Both the Dow Jones and the much broader S&P 500 index haven’t fallen more than 3% in one trading session this year so far.
To boot, it’s the first time since the inception of the Dow that the US market hasn’t crashed in a year ending in the number seven. Sure, there are still six trading days left. But the odds of a market crash now look slim to none.
No news is good news, bad news is good news, and any fall is a reason to buy more. To be frank, it’s not normal market behaviour.
It’s enough to wake all the market bears from their slumber.
But there is a historical precedent here.
As mentioned above, this level of low volatility was last seen in the 1950s and 1960s, and even for the most of the 1990s.
This lull in volatility tells us something important: That a major market crash is perhaps further away than many think. It confirms that the market isn’t worried about the current political climate. Or even the daily news coverage of a potential conflict between the US and North Korea.

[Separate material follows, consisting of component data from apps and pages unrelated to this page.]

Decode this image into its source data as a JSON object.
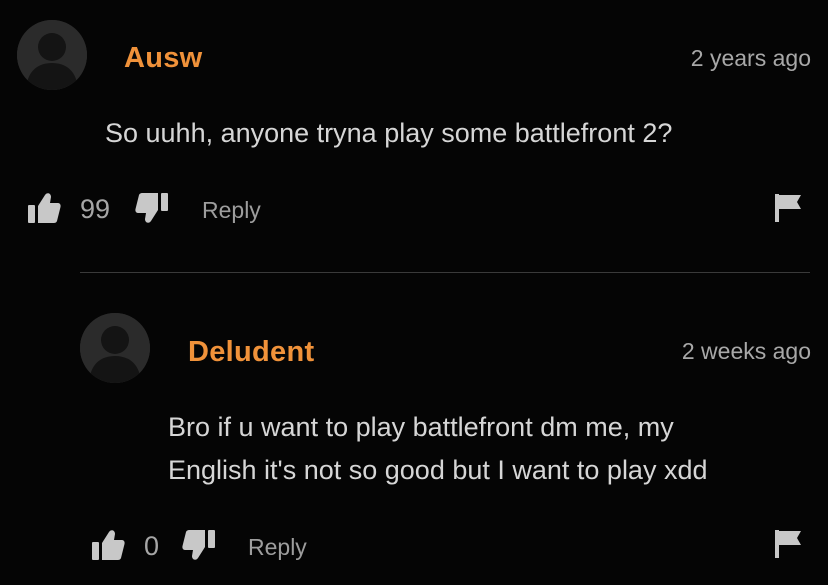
{
  "comments": [
    {
      "username": "Ausw",
      "timestamp": "2 years ago",
      "text": "So uuhh, anyone tryna play some battlefront 2?",
      "likes": "99",
      "reply_label": "Reply"
    },
    {
      "username": "Deludent",
      "timestamp": "2 weeks ago",
      "text_lines": [
        "Bro if u want to play battlefront dm me, my",
        "English it's not so good but I want to play xdd"
      ],
      "likes": "0",
      "reply_label": "Reply"
    }
  ],
  "colors": {
    "background": "#050505",
    "username": "#f0923a",
    "text": "#d6d6d6",
    "muted": "#a8a8a8",
    "icon": "#c8c8c8",
    "avatar_bg": "#2b2b2b"
  },
  "icons": [
    "user-avatar-icon",
    "thumbs-up-icon",
    "thumbs-down-icon",
    "flag-icon"
  ]
}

Without an increase in volatility, there’s no immediate danger of the US market crashing. All the current information appears to be washing over investors.
If anything, chances are the US market could be readying for an even bigger surge in the first of half next year.
Yet there is a sector of the market that could potentially soar regardless of how the US market fares. One that could become a safe-haven for investors should market turmoil strike. Details here.
Editor, Markets & Money